Pathology is not a passive observer in the debates about the effectiveness of virtual colonoscopy versus standard colonoscopy. After all, at some point, tissue collected by gastroenterologists as a result of either procedure must be examined by pathologists to confirm the presence of colon cancer and other diseases.
It has been argued that virtual colonoscopy, because it is a non-invasive procedure, would encourage more adults to undergo the test. That would increase screening rates for colon cancer. Proponents of virtual colonoscopy got a boost with new research published in the September 18, 2008 issue of New England Journal of Medicine [Vol 359:1207-1217], moving this test a step closer to acceptance by the medical community, as well as insurers.
In the largest study yet of this controversial test for colorectal cancer, lead researcher C. Daniel Johnson, M.D., of the Mayo Clinic in Scottsdale, Arizona, reported that virtual colonoscopy, which involves a CT scan of the lower body, proved effective in detecting both large and medium-size polyps, which can lead to colon cancer.
The study involved 2,600 men and women at 15 medical sites, including academic centers and community medical centers. All participants received both virtual and standard colonoscopy, 99% of which received both tests on the same day. Virtual colonoscopy successfully identified 90% of polyps or cancers 10 mm (one centimeter) or larger detected with traditional colonoscopy. “These findings augment published data on the role of CT colonography in screening patients with an average risk of colorectal cancer,” concluded Dr. Johnson.
Virtual colonoscopy eliminates the discomfort associated with standard colonoscopy, as well as the need for anesthesia and risk for bowel perforations, which occur in 1 of 1,000 patients. This new research may cause insurers to get onboard, as CT colonography: 1) costs about half as much as standard colonoscopy; 2) because it is performed on an outpatient basis; and, 3) does not require the services of an anesthesiologist.
Researchers believe a simple, non-invasive test like this would overcome barriers to screening people for colon cancer and save many lives.
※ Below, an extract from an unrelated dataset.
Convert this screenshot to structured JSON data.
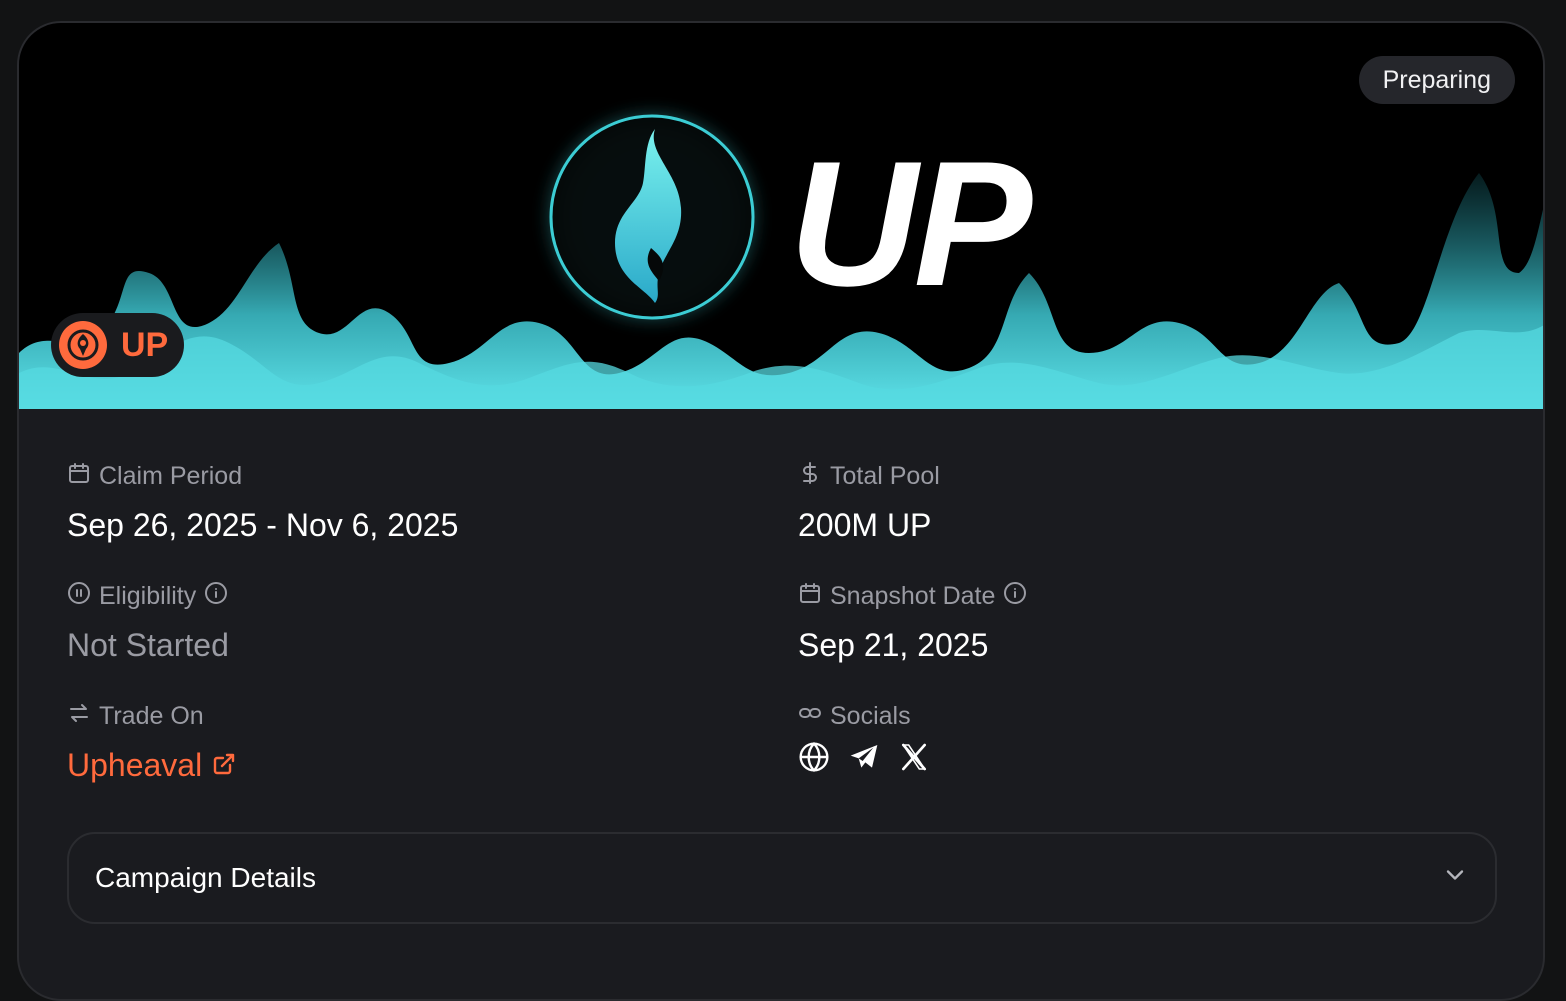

This noninvasive test still requires patients to prepare by taking a bowel cleanser, but does not involve the discomfort or embarrassment associated with the invasive procedure, which involves inserting a camera mounted on a flexible tube into the lower intestine.
Approximately 4% of patents screened will have polyps one centimeter (10 millimeters) or larger, which must be removed to prevent cancer, and 12% of patients have polyps six millimeters or larger. Virtual colonoscopy has a 14% false positive rate and proponents note that this is comparable to other accepted screening tests.
It is estimated that only about half of the 70 million people at risk for colon cancer have been screened. This huge market for colon cancer screening is recognized by the nation’s two largest laboratory companies. Each has introduced proprietary tests for colorectal cancer screening into the market. Anatomic pathologists would benefit from an increased number of case referrals should a growing number of consumers decided to take advantage of virtual colonoscopies as a colon cancer screening tool.